1. a small cave, esp one with attractive features
2. a construction in the form of a cave, esp as in landscaped gardens during the 18th century

Grotto

A natural or artificial cave, often decorated with shells or stones and incorporating waterfalls or fountains.

Grotto

 

in architecture, a type of park structure (sometimes a pavilion) designed to resemble a natural cave and built and finished with material such as seashells, tuff, and sea rocks. Grottoes were particularly popular in garden and park architecture of the 17th and 18th centuries (in Russia, from the 18th century).

grotto
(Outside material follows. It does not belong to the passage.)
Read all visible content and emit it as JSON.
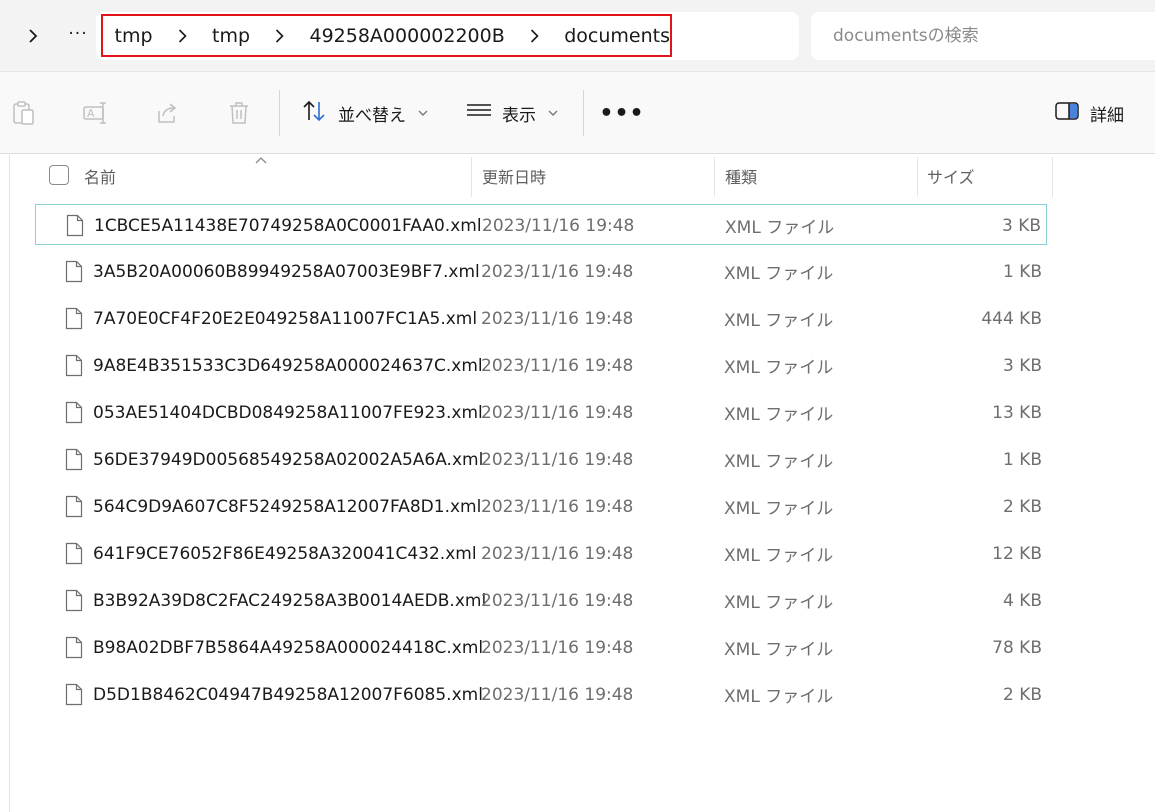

A natural or artificial cave, often decorated with shells or stones and incorporating waterfalls or fountains.
References in periodicals archive ?
The book designed by Longmen Grottoes Research Institute highlights eight sets of the most representative paintings from the grottoes, said Yu Ying, head of the Longmen Grottoes Scenic Area Administration Commission.
The colors of most Buddhist images in the grottoes have faded after more than 1,000 years of weathering.
The carving of the grottoes started 1,500 years ago.
I reckon about 30,000 youngsters, plus their aunties, parents and grandparents, used to visit the grottoes each year.
But it takes a look at the grottoes of Christmas past to see why this time-honoured tradition has become a magical miracle for many
James Lovell, director of the Ministry of Fun Santa School in London, said grottoes are in long-term decline.
Grottoes, a quintessentially mannerist phenomenon, were a common feature of classical villas and their surrounds both in antiquity and the renaissance.